made of many different types of cells. The lining of the esophagus is the most common region for cancers of the esophagus to begin.
Gastroesophageal Reflux Disease (GERD)
Gastroesophageal reflux disease (GERD) is a chronic digestive disease that occurs when stomach acid or, occasionally, bile flows back (refluxes) into your food pipe (esophagus). The backwash of acid irritates the lining of your esophagus and causes
GERD signs and symptoms.
Hiatal (Para-esophageal) Hernia
A hiatal hernia occurs when part of your stomach pushes upward through your diaphragm. Your diaphragm normally has a small opening (hiatus) through which your food tube (esophagus) passes on its way to connect to your stomach. The stomach can push
up through this opening and cause a hiatal hernia.
The esophagus is a muscular tube that extends from the neck to the abdomen and connects the back of the throat to the stomach. When a person swallows, the coordinated muscular contractions of the esophagus propel the food or fluid from the throat
to the stomach. If the muscular contractions become uncoordinated or weak, interfering with movement of food down the esophagus, this condition is known as a motility disorder. Motility disorders cause difficulty in swallowing, regurgitation of
food, and, in some people, a spasm-type pain.
Esophageal Duplication Cyst
Esophageal duplication cysts are rare inherited lesions usually diagnosed in early childhood. Most of them are found in the mediastinum and manifest themselves as separate masses along or in continuity with the native esophagus.
An esophageal diverticulum is a pouch that protrudes outward in a weak portion of the esophageal lining.

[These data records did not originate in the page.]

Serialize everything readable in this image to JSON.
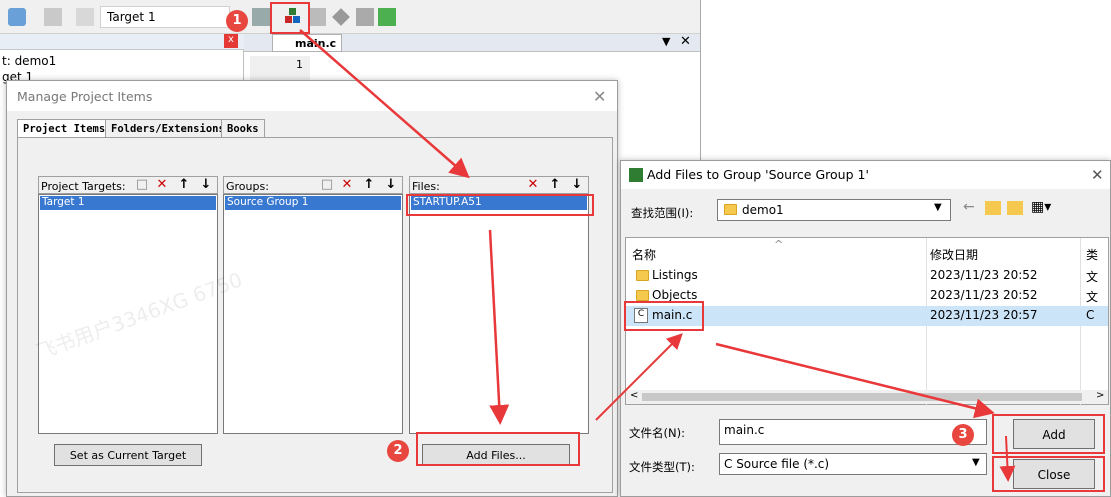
{
  "toolbar": {
    "target": "Target 1"
  },
  "project_pane": {
    "line1": "t: demo1",
    "line2": "get 1"
  },
  "editor": {
    "tab": "main.c",
    "line_number": "1"
  },
  "manage_dialog": {
    "title": "Manage Project Items",
    "tabs": [
      "Project Items",
      "Folders/Extensions",
      "Books"
    ],
    "targets": {
      "header": "Project Targets:",
      "items": [
        "Target 1"
      ]
    },
    "groups": {
      "header": "Groups:",
      "items": [
        "Source Group 1"
      ]
    },
    "files": {
      "header": "Files:",
      "items": [
        "STARTUP.A51"
      ]
    },
    "set_current_label": "Set as Current Target",
    "add_files_label": "Add Files..."
  },
  "add_dialog": {
    "title": "Add Files to Group 'Source Group 1'",
    "lookin_label": "查找范围(I):",
    "lookin_value": "demo1",
    "col_name": "名称",
    "col_date": "修改日期",
    "col_type": "类",
    "rows": [
      {
        "name": "Listings",
        "date": "2023/11/23 20:52",
        "type": "文"
      },
      {
        "name": "Objects",
        "date": "2023/11/23 20:52",
        "type": "文"
      },
      {
        "name": "main.c",
        "date": "2023/11/23 20:57",
        "type": "C"
      }
    ],
    "filename_label": "文件名(N):",
    "filename_value": "main.c",
    "filetype_label": "文件类型(T):",
    "filetype_value": "C Source file (*.c)",
    "add_label": "Add",
    "close_label": "Close"
  },
  "annotations": [
    "1",
    "2",
    "3"
  ],
  "watermark": "飞书用户3346XG 6750",
  "colors": {
    "annotation": "#e8383a",
    "selection": "#3878d0"
  }
}
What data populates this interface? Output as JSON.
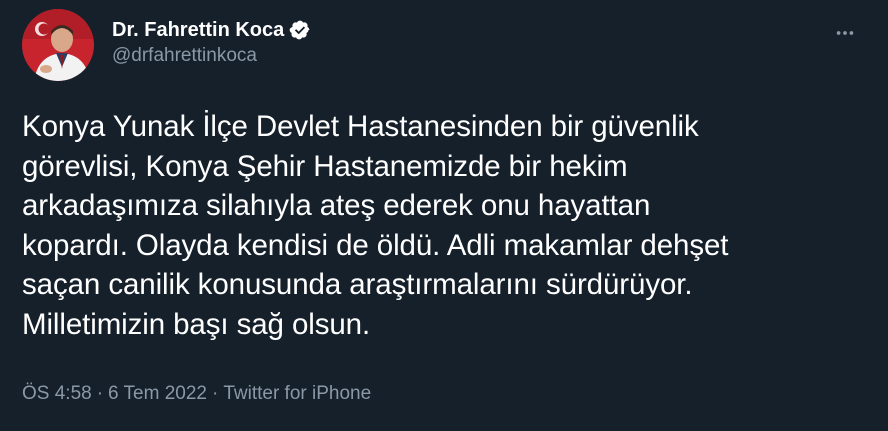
{
  "author": {
    "display_name": "Dr. Fahrettin Koca",
    "handle": "@drfahrettinkoca",
    "verified": true,
    "avatar_icon": "profile-photo"
  },
  "more_icon": "more-horizontal-icon",
  "tweet": {
    "lines": [
      "Konya Yunak İlçe Devlet Hastanesinden bir güvenlik",
      "görevlisi, Konya Şehir Hastanemizde bir hekim",
      "arkadaşımıza silahıyla ateş ederek onu hayattan",
      "kopardı. Olayda kendisi de öldü. Adli makamlar dehşet",
      "saçan canilik konusunda araştırmalarını sürdürüyor.",
      "Milletimizin başı sağ olsun."
    ]
  },
  "meta": {
    "time": "ÖS 4:58",
    "separator": "·",
    "date": "6 Tem 2022",
    "source": "Twitter for iPhone"
  },
  "colors": {
    "background": "#15202b",
    "text": "#ffffff",
    "secondary_text": "#8b98a5",
    "verified_badge": "#ffffff"
  }
}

This pocket-like structure can appear anywhere in the esophageal lining between the throat and stomach.
Typically, esophageal diverticula are nuisances that enlarge slowly over many years, gradually producing increasing symptoms, such as dysphagia, regurgitation and aspiration pneumonia, caused by breathing in regurgitated diverticula content.
When symptoms of esophageal diverticula worsen, a person may be unable to swallow due to an obstruction near the diverticulum; rarely, the esophagus may rupture. An obstruction or rupture caused by an esophageal diverticulum is dangerous, and both
complications require immediate attention.